Kim> These characters are not mine of course, yet when I draw them I feel I am a creative custodian. They belong, in spirit at least, as much to Disney, as they do to the millions of people whose hearts and minds have been touched by them.
My first thought when drawing any Disney character is to call to mind the character in action – talking and interacting - to remind myself who they really are. If I don’t bring them to mind it’s much more difficult to make them flow onto paper - or drawing tablet - to continue their story in a way that reminds the viewing audience, whether on screen or on shopDisney products (which I spent many years working on), who they really are. It is why, as you rightly say, Disney characters have such an enduring legacy.
LBB> What emotional impact would you like this film to have?
Kim> I would like people to watch it and smile (or in the case of my granddaughter, to clap!). Winnie the Pooh is whimsical and for many, nostalgic, and a warm emotional response is something I hope we evoke here.
LBB> And were there any unexpected or interesting creative challenges with this project?
Kim> The biggest one was trying to tell this fairly uncomplicated story in such a short time, just based on the format of exposure it would have. Everything on social media is fast-paced - I even have to watch Instagram stories twice to get them sometimes! Winnie the Pooh is not fast-fast-fast. He is gentle in speed and action. A thoughtful bear.
LBB> I have to ask, as I think a lot of our readers will really dig this, what your early years in DC Thompson and IPC were like?
Kim> DC Thompson gave me my first break on girls’ comics; a story called ‘Mum’s Bargains’. But the more interesting stories came later when I moved to IPC (and then known as Fleetway), usually spanning four or five pages, so more of a story to get your teeth into. And these were mostly on boy’s titles. I had an agent based near Fleet Street and he managed the flow of work. Contrary to popular conception, the artists and writers hardly ever get together, each working in different parts of the country, or in these days, the world. One exception of course was A A Milne and Ernest Shepard. Milne got to know Shepard through his work on Punch.
LBB> And what did you learn from those experiences that have really helped you in your journey with Disney (for example, there probably isn't an obvious connection between Judge Dredd and Winnie the Pooh, but I'm so fascinated about that transition!)
Kim> It’s fundamentally about following the character model. Dredd was created by others, and I needed to continue the audience’s experience so that they recognised the same character.
More importantly, the one universal truth is that a successful character is all about storytelling. Storytelling comes first so whether it’s a good comic story or a Disney story, the strength of the character shines through.
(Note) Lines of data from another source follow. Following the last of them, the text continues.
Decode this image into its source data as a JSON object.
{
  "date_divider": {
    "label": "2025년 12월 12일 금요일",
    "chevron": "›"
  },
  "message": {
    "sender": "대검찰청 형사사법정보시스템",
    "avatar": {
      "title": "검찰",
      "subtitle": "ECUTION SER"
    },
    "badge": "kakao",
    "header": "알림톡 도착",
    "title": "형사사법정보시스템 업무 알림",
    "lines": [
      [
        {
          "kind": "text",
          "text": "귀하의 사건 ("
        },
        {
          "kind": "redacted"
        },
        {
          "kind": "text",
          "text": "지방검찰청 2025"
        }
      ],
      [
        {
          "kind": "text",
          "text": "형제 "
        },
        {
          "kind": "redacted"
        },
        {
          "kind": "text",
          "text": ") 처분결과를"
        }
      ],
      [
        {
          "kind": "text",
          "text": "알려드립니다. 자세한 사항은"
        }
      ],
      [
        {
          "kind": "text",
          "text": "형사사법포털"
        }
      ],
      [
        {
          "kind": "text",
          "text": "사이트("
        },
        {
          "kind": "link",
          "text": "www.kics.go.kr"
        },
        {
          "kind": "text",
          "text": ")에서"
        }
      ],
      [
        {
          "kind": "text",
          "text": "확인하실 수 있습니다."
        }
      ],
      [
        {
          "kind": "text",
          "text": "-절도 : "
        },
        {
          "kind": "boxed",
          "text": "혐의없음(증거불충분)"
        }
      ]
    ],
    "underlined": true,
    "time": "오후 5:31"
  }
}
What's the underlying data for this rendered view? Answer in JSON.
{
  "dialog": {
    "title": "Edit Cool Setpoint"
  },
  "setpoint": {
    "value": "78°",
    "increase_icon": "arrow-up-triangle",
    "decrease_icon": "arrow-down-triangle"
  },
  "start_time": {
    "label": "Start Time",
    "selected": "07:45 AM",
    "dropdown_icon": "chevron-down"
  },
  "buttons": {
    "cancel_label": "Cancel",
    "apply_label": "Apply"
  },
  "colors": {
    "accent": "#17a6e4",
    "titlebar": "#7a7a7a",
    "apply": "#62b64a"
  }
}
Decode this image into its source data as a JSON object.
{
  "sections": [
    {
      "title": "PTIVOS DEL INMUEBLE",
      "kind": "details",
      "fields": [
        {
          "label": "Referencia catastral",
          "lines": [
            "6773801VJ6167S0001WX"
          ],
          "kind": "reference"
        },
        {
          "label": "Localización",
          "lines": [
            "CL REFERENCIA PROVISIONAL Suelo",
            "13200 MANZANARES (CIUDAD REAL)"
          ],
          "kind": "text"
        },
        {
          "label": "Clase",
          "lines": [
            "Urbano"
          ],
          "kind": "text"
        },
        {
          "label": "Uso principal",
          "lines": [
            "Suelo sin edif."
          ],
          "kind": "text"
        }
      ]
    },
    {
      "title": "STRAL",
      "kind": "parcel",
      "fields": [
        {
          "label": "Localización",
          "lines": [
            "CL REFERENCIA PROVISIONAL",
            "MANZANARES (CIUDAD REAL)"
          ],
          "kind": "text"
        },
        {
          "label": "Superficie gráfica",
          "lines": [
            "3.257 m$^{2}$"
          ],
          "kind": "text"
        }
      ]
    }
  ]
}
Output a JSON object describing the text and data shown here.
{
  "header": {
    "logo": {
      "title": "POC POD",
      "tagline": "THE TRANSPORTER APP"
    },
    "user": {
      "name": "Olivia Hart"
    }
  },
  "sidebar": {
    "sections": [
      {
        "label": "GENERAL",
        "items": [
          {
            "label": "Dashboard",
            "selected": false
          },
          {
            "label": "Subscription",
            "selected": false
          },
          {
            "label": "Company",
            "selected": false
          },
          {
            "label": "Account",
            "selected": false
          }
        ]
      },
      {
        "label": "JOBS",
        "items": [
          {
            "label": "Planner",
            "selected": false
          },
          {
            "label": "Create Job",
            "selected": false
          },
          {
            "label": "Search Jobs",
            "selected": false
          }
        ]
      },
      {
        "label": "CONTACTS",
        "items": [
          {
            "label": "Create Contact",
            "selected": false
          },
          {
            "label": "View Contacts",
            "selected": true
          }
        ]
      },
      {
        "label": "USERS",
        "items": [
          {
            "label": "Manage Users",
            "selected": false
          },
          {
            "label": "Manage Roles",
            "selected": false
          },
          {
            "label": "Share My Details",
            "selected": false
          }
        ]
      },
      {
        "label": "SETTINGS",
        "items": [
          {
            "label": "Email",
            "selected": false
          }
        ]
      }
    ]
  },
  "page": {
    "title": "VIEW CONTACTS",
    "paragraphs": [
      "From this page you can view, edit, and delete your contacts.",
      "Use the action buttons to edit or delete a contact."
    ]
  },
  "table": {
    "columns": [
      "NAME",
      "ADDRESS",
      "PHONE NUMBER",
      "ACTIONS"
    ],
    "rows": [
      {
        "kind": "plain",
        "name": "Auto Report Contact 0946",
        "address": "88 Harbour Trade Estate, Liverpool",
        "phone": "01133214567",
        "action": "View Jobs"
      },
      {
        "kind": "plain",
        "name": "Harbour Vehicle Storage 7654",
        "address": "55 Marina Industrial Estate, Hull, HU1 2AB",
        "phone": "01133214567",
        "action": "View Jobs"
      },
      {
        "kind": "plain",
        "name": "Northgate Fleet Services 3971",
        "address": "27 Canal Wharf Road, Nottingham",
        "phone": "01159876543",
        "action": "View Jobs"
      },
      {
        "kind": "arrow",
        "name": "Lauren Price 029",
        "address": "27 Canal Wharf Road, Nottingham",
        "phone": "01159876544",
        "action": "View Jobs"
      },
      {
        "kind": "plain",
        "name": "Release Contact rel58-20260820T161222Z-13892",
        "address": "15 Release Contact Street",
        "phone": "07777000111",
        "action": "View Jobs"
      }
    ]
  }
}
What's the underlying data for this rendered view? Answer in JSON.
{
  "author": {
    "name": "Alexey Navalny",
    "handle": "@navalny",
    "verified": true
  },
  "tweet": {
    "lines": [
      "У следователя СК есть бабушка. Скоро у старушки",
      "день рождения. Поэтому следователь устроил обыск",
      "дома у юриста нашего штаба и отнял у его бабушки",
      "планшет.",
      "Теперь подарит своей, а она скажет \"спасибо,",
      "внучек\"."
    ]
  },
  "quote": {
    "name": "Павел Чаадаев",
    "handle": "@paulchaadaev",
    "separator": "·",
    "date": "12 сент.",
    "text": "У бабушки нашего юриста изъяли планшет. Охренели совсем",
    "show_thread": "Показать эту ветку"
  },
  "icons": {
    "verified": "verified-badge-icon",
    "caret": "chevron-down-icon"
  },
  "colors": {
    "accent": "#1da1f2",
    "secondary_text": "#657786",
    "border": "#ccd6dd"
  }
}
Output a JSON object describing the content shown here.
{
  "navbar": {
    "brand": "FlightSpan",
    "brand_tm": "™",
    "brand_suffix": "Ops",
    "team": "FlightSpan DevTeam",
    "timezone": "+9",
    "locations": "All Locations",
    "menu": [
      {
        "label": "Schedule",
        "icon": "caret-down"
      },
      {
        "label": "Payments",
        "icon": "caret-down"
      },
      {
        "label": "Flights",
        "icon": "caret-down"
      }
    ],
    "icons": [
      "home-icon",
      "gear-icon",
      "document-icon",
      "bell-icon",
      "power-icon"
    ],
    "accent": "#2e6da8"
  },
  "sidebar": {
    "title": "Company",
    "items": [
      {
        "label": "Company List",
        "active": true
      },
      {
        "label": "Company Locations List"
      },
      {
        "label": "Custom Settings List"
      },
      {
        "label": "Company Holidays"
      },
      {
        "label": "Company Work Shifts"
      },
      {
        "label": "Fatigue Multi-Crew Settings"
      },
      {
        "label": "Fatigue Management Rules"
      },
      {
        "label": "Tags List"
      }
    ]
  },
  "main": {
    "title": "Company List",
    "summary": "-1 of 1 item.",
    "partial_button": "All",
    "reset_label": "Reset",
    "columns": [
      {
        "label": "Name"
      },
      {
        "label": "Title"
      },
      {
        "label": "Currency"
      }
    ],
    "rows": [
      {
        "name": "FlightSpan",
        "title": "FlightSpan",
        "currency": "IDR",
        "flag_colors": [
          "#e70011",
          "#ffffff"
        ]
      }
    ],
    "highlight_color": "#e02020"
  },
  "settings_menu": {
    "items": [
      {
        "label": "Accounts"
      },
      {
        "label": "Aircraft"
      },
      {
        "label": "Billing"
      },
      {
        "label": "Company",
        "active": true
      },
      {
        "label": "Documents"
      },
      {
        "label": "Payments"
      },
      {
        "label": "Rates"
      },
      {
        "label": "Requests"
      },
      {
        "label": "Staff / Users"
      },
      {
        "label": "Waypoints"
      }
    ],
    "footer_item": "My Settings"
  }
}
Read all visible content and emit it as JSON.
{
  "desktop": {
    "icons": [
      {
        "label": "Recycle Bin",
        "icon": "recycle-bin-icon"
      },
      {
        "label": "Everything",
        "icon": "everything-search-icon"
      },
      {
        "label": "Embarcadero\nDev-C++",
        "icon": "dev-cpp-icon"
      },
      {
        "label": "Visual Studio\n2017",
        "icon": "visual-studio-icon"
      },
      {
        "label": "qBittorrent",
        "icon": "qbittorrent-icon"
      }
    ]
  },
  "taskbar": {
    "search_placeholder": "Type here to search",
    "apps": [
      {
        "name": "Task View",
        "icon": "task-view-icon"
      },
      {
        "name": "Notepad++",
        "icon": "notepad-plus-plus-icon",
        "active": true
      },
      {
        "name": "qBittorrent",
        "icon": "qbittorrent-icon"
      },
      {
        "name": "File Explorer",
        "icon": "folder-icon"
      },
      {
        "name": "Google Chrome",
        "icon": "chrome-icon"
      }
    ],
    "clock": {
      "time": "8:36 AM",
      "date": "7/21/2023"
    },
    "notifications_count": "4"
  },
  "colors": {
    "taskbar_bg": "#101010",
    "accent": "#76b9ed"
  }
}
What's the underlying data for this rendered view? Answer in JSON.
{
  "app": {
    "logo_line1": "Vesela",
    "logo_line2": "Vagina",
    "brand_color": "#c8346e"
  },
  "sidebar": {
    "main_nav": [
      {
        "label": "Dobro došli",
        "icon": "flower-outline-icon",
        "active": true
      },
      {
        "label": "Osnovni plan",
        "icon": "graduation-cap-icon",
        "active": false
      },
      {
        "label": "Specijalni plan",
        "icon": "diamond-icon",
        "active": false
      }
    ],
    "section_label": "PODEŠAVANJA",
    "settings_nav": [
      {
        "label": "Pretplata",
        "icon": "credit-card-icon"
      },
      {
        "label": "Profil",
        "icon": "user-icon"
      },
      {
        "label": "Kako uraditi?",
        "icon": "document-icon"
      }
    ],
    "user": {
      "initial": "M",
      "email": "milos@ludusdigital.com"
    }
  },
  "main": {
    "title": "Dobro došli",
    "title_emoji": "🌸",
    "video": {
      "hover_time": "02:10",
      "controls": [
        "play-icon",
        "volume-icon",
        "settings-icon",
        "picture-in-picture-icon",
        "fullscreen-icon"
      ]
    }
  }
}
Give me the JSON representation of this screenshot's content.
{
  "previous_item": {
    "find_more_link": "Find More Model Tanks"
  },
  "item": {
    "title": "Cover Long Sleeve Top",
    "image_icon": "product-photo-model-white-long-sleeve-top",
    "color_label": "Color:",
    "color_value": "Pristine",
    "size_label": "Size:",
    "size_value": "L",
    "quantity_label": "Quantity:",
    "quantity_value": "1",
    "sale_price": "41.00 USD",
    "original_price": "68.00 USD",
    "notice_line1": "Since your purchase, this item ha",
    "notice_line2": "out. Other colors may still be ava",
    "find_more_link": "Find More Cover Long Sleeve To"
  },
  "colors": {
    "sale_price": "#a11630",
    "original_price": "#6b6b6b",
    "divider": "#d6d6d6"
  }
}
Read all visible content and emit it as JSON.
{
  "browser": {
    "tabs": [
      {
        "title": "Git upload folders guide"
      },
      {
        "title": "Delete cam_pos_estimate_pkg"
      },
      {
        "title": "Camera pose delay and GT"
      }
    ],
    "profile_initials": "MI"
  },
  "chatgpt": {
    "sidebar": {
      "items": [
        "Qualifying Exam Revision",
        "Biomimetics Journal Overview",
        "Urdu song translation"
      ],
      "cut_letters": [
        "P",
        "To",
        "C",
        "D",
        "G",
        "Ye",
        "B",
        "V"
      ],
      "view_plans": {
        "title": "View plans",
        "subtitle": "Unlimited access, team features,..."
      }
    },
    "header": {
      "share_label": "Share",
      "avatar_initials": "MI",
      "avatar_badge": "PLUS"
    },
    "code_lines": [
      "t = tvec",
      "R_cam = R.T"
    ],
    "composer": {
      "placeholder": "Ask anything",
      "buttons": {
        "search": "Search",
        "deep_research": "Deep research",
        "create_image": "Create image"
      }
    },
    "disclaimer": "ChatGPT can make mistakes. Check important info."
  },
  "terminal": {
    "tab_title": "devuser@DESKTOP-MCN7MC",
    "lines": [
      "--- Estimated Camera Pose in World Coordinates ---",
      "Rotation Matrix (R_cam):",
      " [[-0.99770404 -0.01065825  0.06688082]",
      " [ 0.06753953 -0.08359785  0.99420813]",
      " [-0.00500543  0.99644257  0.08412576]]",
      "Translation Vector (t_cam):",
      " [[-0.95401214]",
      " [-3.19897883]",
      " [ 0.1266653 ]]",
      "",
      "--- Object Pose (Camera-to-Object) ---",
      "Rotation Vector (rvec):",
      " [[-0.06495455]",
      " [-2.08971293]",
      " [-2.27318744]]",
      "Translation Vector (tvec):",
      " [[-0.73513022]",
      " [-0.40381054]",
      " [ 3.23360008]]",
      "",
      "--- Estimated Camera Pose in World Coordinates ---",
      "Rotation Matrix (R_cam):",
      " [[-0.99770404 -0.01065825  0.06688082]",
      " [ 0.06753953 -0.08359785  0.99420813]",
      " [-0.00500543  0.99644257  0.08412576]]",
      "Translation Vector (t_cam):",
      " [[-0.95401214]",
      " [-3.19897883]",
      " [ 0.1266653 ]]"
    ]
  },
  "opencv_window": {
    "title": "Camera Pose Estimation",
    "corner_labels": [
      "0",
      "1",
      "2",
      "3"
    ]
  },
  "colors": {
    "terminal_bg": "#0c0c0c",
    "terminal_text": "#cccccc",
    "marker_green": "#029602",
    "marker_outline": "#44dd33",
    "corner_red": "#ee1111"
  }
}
It’s what Disney does best and what attracted me back over 30 years ago (my first job after art school when I was 21 was at Disney as a junior artist before working in comics).
I was working on the best stories with the best character designs, which made it a pleasure for me on both levels. Every single drawing we make now is a tribute to the original creative Disney talent that lies behind it.